Date of Award

Fall 12-11-2021

Document Type

Doctor of Nursing Practice Final Manuscript

Degree Name

Doctor of Nursing Practice



First Advisor

Razel Milo PhD, DNP, MSN, FNP-C, RN

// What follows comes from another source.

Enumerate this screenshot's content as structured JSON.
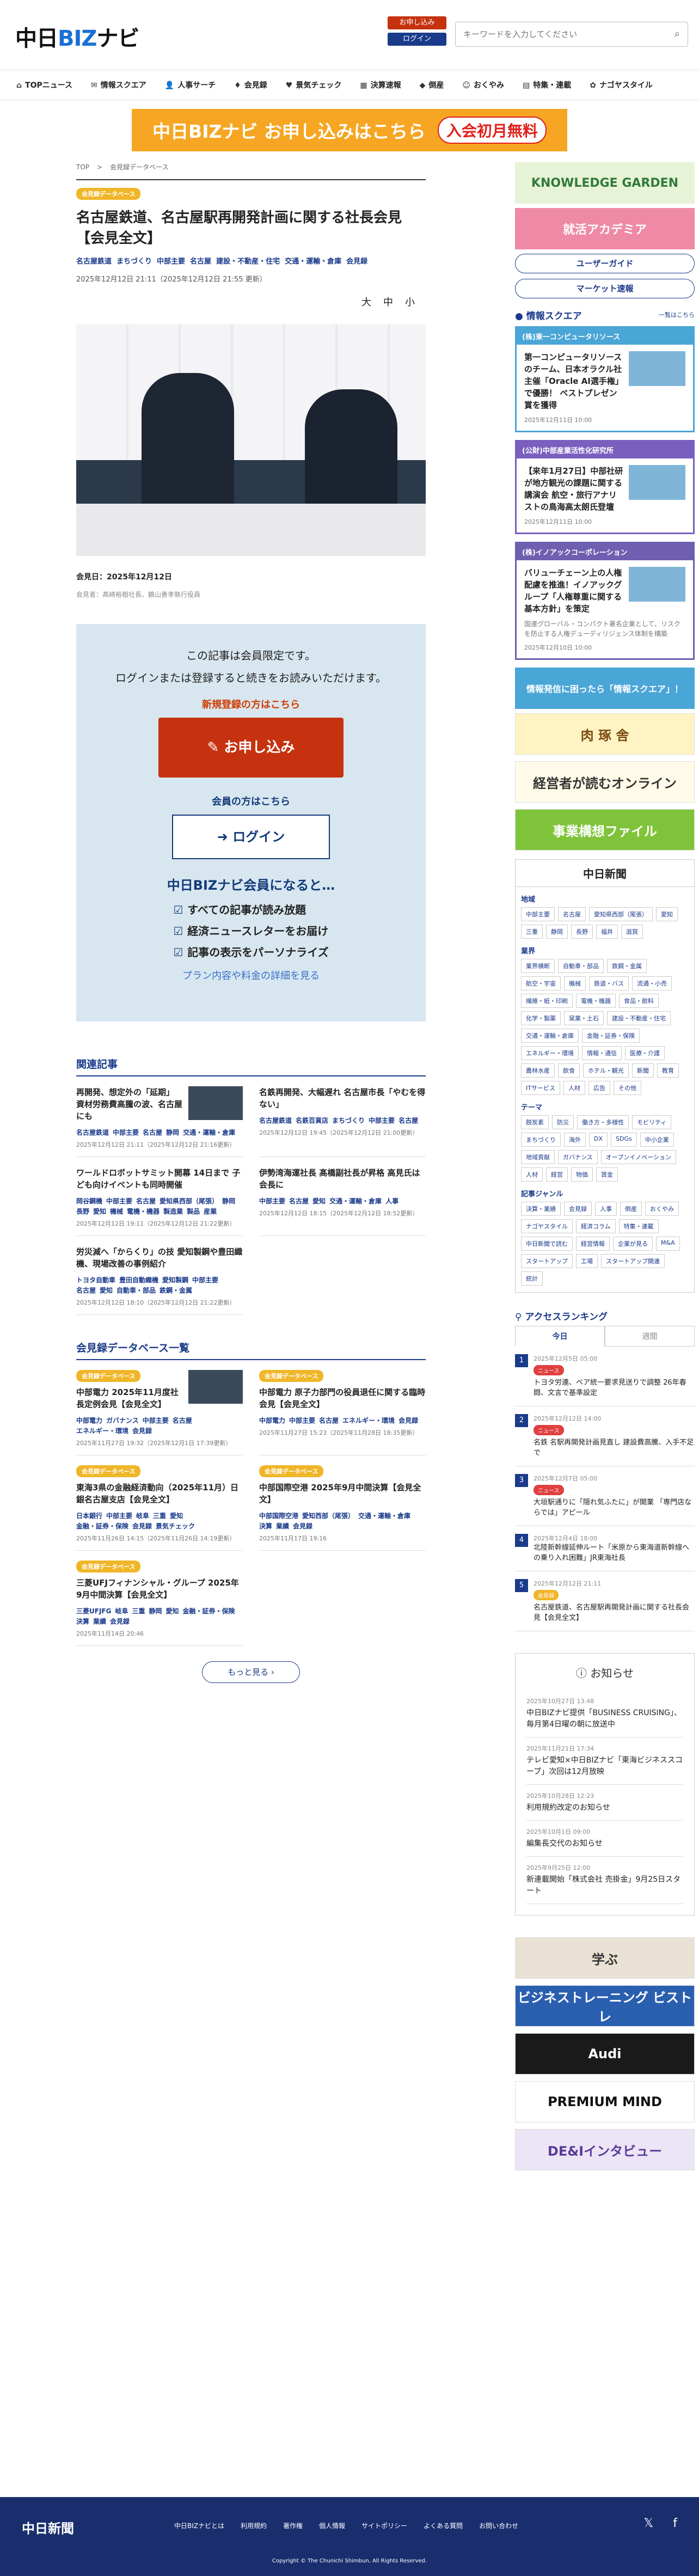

Hypertension is a public health issue estimated to affect 112 million adults by 2030. Primary care patients in an outpatient clinic in Southern California with elevated blood pressure readings in the office did not have an organized system for close follow-up. The purpose of this evidence-based project (EBP) was to educate patients on self-measured blood pressure monitoring (SMBP), Dietary Approaches to Stop Hypertension (DASH), diet interventions, and healthy weight loss to improve hypertension rates. Through these interventions, patients developed an understanding of their systolic and diastolic blood pressure goals. Nurse practitioners, medical assistants, and licensed vocational nurses screened for high blood pressure at each visit. Patients with an average of three blood pressure readings of greater than 130/80 received 5 minutes of direct patient education on SMBP supplemented with handouts. In addition, bi-weekly guided telephone outreach was conducted to reinforce teaching. Nine patients were enrolled in the EBP from September-January 2021. There was an average systolic blood pressure reduction of 22.8 mmHg and 12.6 mmHg decrease in diastolic blood pressure among patients over two weeks period of pre and post educational interventions. Downstream effects included reduced costs and hospitalization rates for uncontrolled hypertension. Future research should focus on optimal telehealth timeframes to ensure that patients are not lost to follow-up.